Keep accountability simple. In fact, if you are feeling PDC (pretty damn confident), even publish your SLAs (service level agreements) around service availability on your website. This impressed the Gartner analysts so much they singled out NewVoiceMedia as the only CCaaS brand willing to make themselves accountable in this way.
I guess in an age of declining trust, this kind of transparency becomes a differentiator when selecting a single vendor partner.
Cloud is a perfect fit for seasonal demand
The other potential benefit which the 2012 version offers is reduced TCO. Normally your ability to flex ‘Total Cost of Ownership’, when infrastructure is purchased as an on-site, capital expenditure, is limited to squeezing support and upgrade costs. However the usage-based pricing model that characterises true cloud offerings can be a real boon to those organisations whose customer service traffic has predictable and sizable peaks and troughs.

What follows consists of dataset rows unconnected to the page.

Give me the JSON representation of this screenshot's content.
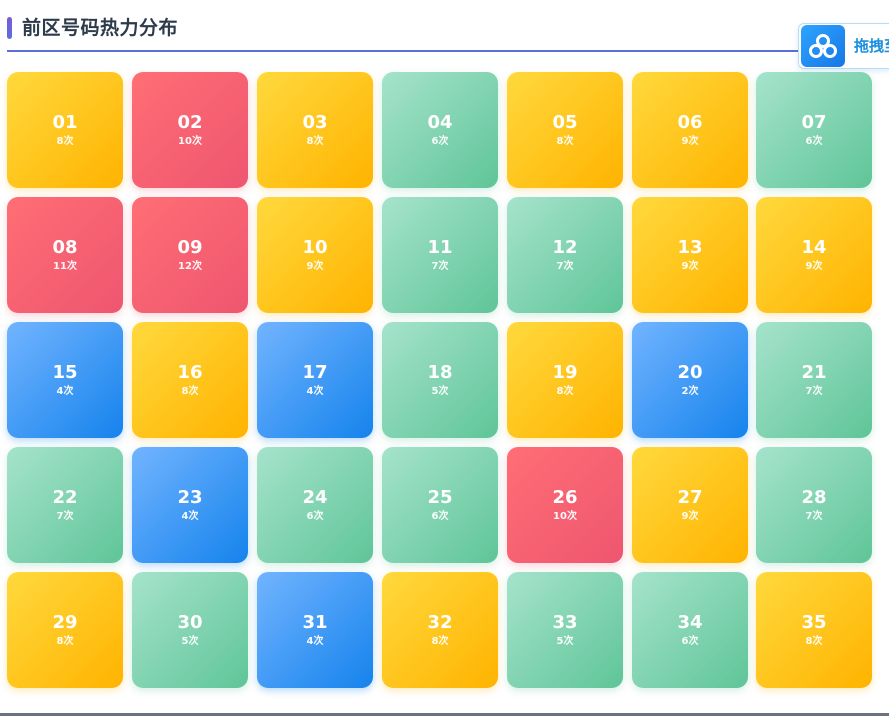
{
  "header": {
    "title": "前区号码热力分布"
  },
  "floating_button": {
    "label": "拖拽至"
  },
  "colors": {
    "yellow": "#ffc107",
    "red": "#f26471",
    "green": "#7fd4b0",
    "blue": "#3d9bf5",
    "accent_line": "#5b6fd6",
    "title_text": "#2d3a4a"
  },
  "cells": [
    {
      "num": "01",
      "count": "8次",
      "level": "yellow"
    },
    {
      "num": "02",
      "count": "10次",
      "level": "red"
    },
    {
      "num": "03",
      "count": "8次",
      "level": "yellow"
    },
    {
      "num": "04",
      "count": "6次",
      "level": "green"
    },
    {
      "num": "05",
      "count": "8次",
      "level": "yellow"
    },
    {
      "num": "06",
      "count": "9次",
      "level": "yellow"
    },
    {
      "num": "07",
      "count": "6次",
      "level": "green"
    },
    {
      "num": "08",
      "count": "11次",
      "level": "red"
    },
    {
      "num": "09",
      "count": "12次",
      "level": "red"
    },
    {
      "num": "10",
      "count": "9次",
      "level": "yellow"
    },
    {
      "num": "11",
      "count": "7次",
      "level": "green"
    },
    {
      "num": "12",
      "count": "7次",
      "level": "green"
    },
    {
      "num": "13",
      "count": "9次",
      "level": "yellow"
    },
    {
      "num": "14",
      "count": "9次",
      "level": "yellow"
    },
    {
      "num": "15",
      "count": "4次",
      "level": "blue"
    },
    {
      "num": "16",
      "count": "8次",
      "level": "yellow"
    },
    {
      "num": "17",
      "count": "4次",
      "level": "blue"
    },
    {
      "num": "18",
      "count": "5次",
      "level": "green"
    },
    {
      "num": "19",
      "count": "8次",
      "level": "yellow"
    },
    {
      "num": "20",
      "count": "2次",
      "level": "blue"
    },
    {
      "num": "21",
      "count": "7次",
      "level": "green"
    },
    {
      "num": "22",
      "count": "7次",
      "level": "green"
    },
    {
      "num": "23",
      "count": "4次",
      "level": "blue"
    },
    {
      "num": "24",
      "count": "6次",
      "level": "green"
    },
    {
      "num": "25",
      "count": "6次",
      "level": "green"
    },
    {
      "num": "26",
      "count": "10次",
      "level": "red"
    },
    {
      "num": "27",
      "count": "9次",
      "level": "yellow"
    },
    {
      "num": "28",
      "count": "7次",
      "level": "green"
    },
    {
      "num": "29",
      "count": "8次",
      "level": "yellow"
    },
    {
      "num": "30",
      "count": "5次",
      "level": "green"
    },
    {
      "num": "31",
      "count": "4次",
      "level": "blue"
    },
    {
      "num": "32",
      "count": "8次",
      "level": "yellow"
    },
    {
      "num": "33",
      "count": "5次",
      "level": "green"
    },
    {
      "num": "34",
      "count": "6次",
      "level": "green"
    },
    {
      "num": "35",
      "count": "8次",
      "level": "yellow"
    }
  ]
}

Quite a few markets fit this description. Given the season we are in, it’s no secret that retailers are in full swing trying to part us from our money. Their service centres are correspondingly manic.
The weather is another seasonal driver for many. For instance, utility companies, roadside assistance brands, household call out services and travel services all experience variable levels of customer interaction based on weather conditions.

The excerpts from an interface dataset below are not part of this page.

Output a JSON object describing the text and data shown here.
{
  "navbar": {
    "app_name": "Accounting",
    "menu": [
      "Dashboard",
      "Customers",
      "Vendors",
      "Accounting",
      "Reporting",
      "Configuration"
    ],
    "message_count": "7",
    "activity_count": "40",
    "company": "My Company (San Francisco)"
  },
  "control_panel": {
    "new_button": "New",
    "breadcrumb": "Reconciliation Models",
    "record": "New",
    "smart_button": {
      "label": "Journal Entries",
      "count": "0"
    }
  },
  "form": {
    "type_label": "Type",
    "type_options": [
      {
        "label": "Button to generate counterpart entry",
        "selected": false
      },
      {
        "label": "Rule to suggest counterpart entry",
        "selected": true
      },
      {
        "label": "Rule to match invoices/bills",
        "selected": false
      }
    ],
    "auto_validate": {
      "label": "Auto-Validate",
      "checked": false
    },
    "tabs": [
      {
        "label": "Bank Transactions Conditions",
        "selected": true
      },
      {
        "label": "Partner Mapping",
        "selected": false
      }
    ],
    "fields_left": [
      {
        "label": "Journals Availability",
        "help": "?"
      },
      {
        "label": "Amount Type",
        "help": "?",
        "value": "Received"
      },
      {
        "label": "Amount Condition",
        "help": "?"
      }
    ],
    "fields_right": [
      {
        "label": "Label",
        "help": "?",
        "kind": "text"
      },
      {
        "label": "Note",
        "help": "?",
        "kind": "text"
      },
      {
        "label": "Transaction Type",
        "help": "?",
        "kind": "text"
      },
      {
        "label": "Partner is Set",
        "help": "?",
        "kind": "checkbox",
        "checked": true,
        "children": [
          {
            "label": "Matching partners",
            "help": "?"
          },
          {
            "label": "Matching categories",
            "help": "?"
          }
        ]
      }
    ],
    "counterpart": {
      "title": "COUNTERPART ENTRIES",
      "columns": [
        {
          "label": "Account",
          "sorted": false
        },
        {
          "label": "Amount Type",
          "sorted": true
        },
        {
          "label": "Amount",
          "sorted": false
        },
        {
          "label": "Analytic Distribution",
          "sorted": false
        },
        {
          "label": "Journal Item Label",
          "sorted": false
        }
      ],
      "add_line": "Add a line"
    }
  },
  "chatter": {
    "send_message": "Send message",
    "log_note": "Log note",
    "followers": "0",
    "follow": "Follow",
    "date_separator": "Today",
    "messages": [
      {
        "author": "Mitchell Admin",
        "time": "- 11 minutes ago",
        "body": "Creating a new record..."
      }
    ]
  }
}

What about organisations with major one-off annual events? The ones that drive peaks of inbound traffic such as tax returns, university admissions, new car registrations.
You get the idea.
So, paying for what you actually consume makes a lot of sense for these types of service operations. CCaaS facilitates this.
Who owns what?
Those who have witnessed previous generations of outsourcing and managed services will tell you one thing. Don’t imagine you can offload a function onto a third party provider and then hope everything will work.
I’ve watched many large brands dodge difficult decisions on how to really progress their customer service capability by wrapping the issue/opportunity up in a five year deal and handing it over to a ‘safe pair of hands’. Just six months in, those choices started to look poor, as partner culture and inferior technology architecture threw up a steady stream of service failures and excuses.
So deciding how to split the pie is really important. Gartner makes some important observations. Keep local IT support involved. They have detailed knowledge. Moreover, most cloud implementations in large scale service environments will be small and experimental for the next few years. So integration with existing assets will be vital. Local knowledge and capability is therefore necessary.
Secondly, having witnessed their fury and frustration, make it easy for the operational teams to customise and evolve their cloud solution’s functionality. From their perspective, it was hard enough waiting for their own IT teams to respond to a help desk ticket. If that request is then handed off to another partner – even worse.
So look for solutions that allow dashboard level control of key features such as administration. Even functional one such as routing which is something I’ve praised NewVoiceMedia for in a previous post. And make sure you choose people who really care. Are they on a mission or just a payroll? It really does make a difference when things go wrong, which they inevitably will, and someone needs to step up and own the problem.
Steve and his writing buddy Drew Kraus did a pretty good job I thought. There are a few extra points well worth noting if you are quite far down the purchasing track and already have an extensive ‘gotcha list on your iPad.
- Remember to do your sums on the extra bandwidth that will flow across your WAN
- Headcount reductions in Europe are often too expensive to achieve as a meaningful cost saving to so don’t make that a major feature in your business case
- Create an iron clad agreement between your network service and your final CCaaS partner on who fixes what
Do all that and you have another large slice of your next generation service strategy in place.